TASK DETAILS >>
Scan the entries below for the word "errorElement". Copy out every line in which it occurs.
(Beginning of DATA EXCERPTS)
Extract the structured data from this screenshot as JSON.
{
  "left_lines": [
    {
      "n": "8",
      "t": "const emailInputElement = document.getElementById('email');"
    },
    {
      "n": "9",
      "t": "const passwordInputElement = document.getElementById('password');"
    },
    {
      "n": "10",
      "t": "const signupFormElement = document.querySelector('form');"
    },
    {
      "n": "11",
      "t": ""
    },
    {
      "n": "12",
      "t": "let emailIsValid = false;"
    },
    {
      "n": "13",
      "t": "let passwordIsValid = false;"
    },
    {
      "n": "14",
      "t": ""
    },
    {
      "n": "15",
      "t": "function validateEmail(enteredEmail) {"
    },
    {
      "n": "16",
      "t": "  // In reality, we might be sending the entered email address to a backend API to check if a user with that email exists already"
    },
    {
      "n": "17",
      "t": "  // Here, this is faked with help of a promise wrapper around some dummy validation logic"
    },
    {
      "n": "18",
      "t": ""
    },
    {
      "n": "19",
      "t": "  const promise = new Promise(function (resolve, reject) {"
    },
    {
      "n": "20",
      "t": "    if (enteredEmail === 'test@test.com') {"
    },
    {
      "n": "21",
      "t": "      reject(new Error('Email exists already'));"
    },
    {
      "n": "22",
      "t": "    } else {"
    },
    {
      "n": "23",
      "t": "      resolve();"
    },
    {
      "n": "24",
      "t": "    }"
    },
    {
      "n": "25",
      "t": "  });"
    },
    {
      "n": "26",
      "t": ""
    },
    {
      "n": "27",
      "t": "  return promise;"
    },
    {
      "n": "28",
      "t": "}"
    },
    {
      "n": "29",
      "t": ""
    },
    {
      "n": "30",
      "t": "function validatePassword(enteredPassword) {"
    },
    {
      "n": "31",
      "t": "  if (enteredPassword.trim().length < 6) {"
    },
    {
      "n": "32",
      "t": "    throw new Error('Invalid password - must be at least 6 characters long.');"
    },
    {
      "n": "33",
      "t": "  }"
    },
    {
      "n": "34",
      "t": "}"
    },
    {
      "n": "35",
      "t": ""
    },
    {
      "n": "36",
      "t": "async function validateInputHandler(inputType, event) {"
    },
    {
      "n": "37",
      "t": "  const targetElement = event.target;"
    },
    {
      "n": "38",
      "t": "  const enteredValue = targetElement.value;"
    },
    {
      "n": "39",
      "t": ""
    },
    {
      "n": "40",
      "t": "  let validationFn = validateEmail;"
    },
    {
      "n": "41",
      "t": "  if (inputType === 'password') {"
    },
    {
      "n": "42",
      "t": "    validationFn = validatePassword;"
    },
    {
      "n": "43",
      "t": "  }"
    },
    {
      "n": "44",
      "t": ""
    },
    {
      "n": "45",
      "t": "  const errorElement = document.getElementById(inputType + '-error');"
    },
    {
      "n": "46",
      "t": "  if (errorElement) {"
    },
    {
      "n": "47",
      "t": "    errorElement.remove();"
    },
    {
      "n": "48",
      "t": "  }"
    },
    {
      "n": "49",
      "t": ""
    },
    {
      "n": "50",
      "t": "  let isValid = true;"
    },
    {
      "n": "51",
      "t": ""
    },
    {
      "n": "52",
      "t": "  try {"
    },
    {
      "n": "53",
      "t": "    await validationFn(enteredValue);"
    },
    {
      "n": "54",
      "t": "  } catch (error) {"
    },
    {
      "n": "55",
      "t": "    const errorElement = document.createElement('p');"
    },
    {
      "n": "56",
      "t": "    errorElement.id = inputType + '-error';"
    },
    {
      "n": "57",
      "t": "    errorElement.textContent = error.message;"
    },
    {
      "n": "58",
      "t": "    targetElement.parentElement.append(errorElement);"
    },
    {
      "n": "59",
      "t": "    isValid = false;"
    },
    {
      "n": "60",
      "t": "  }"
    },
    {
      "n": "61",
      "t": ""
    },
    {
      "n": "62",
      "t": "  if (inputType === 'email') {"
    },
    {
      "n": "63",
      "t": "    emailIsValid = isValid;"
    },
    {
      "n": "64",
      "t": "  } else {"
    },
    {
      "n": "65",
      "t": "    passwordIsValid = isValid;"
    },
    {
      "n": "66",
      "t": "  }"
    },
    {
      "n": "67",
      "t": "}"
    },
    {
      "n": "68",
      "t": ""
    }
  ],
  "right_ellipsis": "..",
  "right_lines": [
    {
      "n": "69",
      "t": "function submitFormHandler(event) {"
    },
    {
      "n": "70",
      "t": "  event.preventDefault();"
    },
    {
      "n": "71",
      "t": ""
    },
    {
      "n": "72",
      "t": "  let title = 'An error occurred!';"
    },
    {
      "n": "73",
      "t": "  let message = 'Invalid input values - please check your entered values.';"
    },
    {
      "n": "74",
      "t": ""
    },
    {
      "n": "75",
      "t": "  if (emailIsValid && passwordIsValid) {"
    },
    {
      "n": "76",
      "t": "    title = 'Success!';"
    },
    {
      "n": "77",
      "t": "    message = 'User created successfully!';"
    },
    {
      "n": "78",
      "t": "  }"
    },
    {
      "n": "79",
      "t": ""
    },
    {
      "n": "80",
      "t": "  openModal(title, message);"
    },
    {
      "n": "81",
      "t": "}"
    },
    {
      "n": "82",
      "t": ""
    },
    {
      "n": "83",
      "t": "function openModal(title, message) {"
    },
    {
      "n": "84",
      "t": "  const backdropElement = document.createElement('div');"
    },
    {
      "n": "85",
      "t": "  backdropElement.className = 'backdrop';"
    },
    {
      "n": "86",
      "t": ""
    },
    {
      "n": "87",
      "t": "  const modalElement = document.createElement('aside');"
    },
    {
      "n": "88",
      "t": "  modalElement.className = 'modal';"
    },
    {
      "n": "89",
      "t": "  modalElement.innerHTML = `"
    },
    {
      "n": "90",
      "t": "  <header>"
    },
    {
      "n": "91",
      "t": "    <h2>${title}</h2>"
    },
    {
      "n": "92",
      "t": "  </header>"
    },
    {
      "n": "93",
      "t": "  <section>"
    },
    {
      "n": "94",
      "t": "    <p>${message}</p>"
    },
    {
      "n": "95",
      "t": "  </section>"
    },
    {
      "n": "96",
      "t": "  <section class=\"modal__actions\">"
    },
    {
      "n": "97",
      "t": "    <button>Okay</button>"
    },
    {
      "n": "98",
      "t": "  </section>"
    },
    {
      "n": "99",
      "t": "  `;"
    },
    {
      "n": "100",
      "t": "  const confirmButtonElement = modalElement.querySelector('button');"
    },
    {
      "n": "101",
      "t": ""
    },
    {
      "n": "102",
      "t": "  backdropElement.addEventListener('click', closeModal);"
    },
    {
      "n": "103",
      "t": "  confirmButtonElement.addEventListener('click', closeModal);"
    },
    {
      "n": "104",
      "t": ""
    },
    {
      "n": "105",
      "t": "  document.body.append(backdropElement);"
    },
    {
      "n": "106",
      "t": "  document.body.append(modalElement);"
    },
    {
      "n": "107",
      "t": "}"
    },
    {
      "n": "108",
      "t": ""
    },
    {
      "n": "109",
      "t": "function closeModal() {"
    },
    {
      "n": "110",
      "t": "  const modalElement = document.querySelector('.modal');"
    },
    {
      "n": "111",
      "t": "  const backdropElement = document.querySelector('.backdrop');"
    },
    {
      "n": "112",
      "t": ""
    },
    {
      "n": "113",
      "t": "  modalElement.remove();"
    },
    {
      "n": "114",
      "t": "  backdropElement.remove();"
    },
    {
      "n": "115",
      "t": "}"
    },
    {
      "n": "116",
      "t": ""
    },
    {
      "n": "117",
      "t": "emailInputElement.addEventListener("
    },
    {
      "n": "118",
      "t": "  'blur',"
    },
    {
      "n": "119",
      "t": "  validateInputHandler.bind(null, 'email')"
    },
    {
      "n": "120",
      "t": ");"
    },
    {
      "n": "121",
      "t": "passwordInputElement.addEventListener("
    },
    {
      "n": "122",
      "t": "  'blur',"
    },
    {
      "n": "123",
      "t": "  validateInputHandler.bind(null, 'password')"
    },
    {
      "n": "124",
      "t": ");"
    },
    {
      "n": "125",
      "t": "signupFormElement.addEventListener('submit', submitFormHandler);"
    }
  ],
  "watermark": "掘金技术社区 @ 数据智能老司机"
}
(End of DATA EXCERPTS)
TASK SOLUTION >>
      "t": "  const errorElement = document.getElementById(inputType + '-error');"
      "t": "  if (errorElement) {"
      "t": "    errorElement.remove();"
      "t": "    const errorElement = document.createElement('p');"
      "t": "    errorElement.id = inputType + '-error';"
      "t": "    errorElement.textContent = error.message;"
      "t": "    targetElement.parentElement.append(errorElement);"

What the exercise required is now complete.